I know for most landlord this is a no no, but I would like to discuss what to do if you are purchasing a property with tenants in.
Currently, a sale agent of a property with tenant in is also acting as a letting agent for the seller.
I have absolutely no idea how it works, it will be greatly appreciated if I can have some guidance from someone experienced this in this community for the main questions that I have outlined below:
How does the transfer work throughout the purchasing process and at what stage I need to do something different to a “normal” vacant possession purchase.
It is currently with the letting agent and how to get rid of them when it is completely handed over to me in the nicest way possible?
Is there any key things I need to be aware of before picking those tenants up and not to have any extra risks. E.g. is it possible to ensure the risk level to be the same like as if you are getting a new tenant through openrent.
All your support will be much appreciated. Thanks.
If you are buying a tenanted property you need to do full due dlligence to make sure both the property and the tenancy are as you would expect.
Start with a look at this list: 10 questions to ask when buying a tenanted property | Vesta Blog
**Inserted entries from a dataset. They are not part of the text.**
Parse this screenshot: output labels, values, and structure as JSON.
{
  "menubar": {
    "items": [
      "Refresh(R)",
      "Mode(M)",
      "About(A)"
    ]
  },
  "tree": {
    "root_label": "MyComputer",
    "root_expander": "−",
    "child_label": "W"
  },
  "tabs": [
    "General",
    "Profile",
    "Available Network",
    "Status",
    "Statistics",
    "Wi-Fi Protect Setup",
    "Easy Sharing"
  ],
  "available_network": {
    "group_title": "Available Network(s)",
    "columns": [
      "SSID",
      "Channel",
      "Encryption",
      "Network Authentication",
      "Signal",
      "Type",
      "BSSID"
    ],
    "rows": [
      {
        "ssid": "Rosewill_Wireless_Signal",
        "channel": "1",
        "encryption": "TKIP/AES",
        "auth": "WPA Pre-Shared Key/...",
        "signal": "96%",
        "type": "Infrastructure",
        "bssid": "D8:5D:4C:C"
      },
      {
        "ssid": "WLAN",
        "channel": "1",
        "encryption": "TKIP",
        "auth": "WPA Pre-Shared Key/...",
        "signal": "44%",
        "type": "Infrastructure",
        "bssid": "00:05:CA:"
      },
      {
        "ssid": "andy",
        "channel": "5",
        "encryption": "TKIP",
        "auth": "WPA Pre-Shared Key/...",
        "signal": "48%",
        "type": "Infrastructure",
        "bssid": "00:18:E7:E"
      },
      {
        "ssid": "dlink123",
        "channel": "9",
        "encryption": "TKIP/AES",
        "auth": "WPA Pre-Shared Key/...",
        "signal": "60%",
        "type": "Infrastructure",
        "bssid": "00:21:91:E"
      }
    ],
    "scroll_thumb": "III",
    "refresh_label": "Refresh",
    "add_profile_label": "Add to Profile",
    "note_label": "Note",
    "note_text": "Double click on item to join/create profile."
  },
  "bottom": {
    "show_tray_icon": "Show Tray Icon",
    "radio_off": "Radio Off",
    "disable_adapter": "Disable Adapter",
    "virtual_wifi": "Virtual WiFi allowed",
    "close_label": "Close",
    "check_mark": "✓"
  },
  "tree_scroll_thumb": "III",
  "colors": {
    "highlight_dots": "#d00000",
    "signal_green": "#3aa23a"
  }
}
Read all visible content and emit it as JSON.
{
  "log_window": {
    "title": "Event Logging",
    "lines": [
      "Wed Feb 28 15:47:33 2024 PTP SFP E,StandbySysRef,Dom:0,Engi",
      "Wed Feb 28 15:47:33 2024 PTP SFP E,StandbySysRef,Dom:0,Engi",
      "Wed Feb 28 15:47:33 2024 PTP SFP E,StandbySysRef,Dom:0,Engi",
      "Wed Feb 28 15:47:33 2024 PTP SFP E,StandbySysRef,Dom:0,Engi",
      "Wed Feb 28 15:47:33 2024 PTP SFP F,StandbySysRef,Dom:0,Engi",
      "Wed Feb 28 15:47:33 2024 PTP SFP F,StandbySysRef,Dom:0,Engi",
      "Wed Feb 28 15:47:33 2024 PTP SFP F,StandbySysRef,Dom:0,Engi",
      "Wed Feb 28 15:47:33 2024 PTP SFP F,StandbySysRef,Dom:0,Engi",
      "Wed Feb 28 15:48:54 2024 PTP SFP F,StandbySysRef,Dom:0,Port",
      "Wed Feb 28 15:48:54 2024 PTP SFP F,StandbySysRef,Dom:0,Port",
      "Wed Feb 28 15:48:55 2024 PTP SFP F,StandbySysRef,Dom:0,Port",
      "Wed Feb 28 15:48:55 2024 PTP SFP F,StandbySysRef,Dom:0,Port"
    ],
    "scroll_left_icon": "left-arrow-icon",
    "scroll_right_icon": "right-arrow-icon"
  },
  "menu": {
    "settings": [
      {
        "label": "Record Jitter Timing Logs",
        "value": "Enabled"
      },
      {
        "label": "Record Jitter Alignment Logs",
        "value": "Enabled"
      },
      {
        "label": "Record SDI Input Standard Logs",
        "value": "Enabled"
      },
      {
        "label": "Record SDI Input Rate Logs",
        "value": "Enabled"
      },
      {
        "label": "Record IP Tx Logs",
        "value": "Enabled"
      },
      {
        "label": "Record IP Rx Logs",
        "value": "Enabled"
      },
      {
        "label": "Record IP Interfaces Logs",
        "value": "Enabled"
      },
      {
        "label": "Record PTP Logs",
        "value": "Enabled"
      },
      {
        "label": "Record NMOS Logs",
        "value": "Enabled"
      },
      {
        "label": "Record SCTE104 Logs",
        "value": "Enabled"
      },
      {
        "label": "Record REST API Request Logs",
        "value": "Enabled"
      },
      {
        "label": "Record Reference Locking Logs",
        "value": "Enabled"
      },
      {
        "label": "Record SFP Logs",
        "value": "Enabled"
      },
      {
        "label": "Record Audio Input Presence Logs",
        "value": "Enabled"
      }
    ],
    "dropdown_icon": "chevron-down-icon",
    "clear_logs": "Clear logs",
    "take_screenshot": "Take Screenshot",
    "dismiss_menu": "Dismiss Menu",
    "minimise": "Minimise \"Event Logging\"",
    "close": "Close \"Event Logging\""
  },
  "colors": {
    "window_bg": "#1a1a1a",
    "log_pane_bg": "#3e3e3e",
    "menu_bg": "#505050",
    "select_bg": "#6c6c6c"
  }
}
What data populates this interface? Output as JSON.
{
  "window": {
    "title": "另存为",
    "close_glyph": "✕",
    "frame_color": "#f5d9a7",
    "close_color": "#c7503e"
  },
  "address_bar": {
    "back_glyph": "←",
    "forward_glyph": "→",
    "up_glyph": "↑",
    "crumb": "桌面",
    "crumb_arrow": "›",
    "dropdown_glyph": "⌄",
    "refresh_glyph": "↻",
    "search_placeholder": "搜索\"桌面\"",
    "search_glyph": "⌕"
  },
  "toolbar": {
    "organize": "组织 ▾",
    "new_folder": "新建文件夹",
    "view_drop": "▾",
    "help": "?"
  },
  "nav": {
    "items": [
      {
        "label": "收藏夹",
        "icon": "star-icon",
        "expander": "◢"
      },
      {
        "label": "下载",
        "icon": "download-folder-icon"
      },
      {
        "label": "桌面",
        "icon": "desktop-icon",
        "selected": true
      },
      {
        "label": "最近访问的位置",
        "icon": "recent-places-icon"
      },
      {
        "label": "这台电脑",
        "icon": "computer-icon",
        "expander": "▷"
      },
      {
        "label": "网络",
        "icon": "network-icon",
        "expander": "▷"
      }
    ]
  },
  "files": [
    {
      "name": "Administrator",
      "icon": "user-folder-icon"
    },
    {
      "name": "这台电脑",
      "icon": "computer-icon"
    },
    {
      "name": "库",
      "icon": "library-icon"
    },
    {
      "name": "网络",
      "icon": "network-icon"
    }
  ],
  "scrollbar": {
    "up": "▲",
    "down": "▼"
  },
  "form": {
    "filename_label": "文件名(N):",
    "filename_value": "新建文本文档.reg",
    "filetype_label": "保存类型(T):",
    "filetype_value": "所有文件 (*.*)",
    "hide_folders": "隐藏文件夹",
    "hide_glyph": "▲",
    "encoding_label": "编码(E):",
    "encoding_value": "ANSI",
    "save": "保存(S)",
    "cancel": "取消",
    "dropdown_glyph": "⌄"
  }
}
I bought a property with tenants in situ, and also transferred letting agents at the same time. I transferred the letting to the agents handling the property sale, so they dealt with ending the relationship with the previous agent.
To be honest, they made a poor job of it. First, rent ended up still being paid to the old agent - it was recovered but still a worry. Second, when the tenants eventually left, I found their deposit had not been transferred to the new agent and this was quite awkward to sort out, the new agent washed their hands of it, and I had to resolve it myself.
So don’t forget about the deposit. Transfer of tenant’s deposit is not done by solicitors, and if you’re not using an agent going forward, you’ll have to initiate the transfer yourself with the old agent.
I got the tenants re-referenced, which came back OK, and they were absolutely fine.
So… the learning from your experience is just close the old one completely and then get the new one so you can be in control as if it is a new tenant so you will be worry free?
I would say the lessons learned are:
- Re-reference the tenants to see if you want to keep them on.
- Make sure their deposit is transferred so it’s either in your name or your agent’s name.
- Make sure tenants know to change their standing order and from when.
- Don’t rely on anyone else to do these things for you.
- Get all paperwork from the outgoing agent e.g. AST, inventory, etc. - my solicitor actually did do this.
That’s just my experience, but I’m sure there’s more.
Thanks Mark it is really helpful as we don’t get that many post relating to those situations.
When you say outgoing agent do you mean the letting agent who is currently managing the letting but soon will be passing to you?
So does it mean on that end I save myself some inventory cost and AST creation cost? e.g. I just do that offline and don’t need to pay anyone to get it handed over?
Do you think it is worth to get a rent guarantee insurance? and if so do you have any recommended ones?
Yes, by outgoing agent I mean the existing agent, who I think you said you’d be looking to dispense with.
In my situation the tenants had already been in situ 7 years when I bought the property and were already on a rolling month to month arrangement. The new agent did draw up a new AST for them. I think legally if you don’t draw a new AST you would still be deemed to have one, but probably not the best way to proceed.
Inventory was something my new agent never bothered about either, and when the tenants moved out I was told there never had been one. So I just had to trust them to take what was theirs.
So mistakes all round, including many on my part sadly. But you live and learn.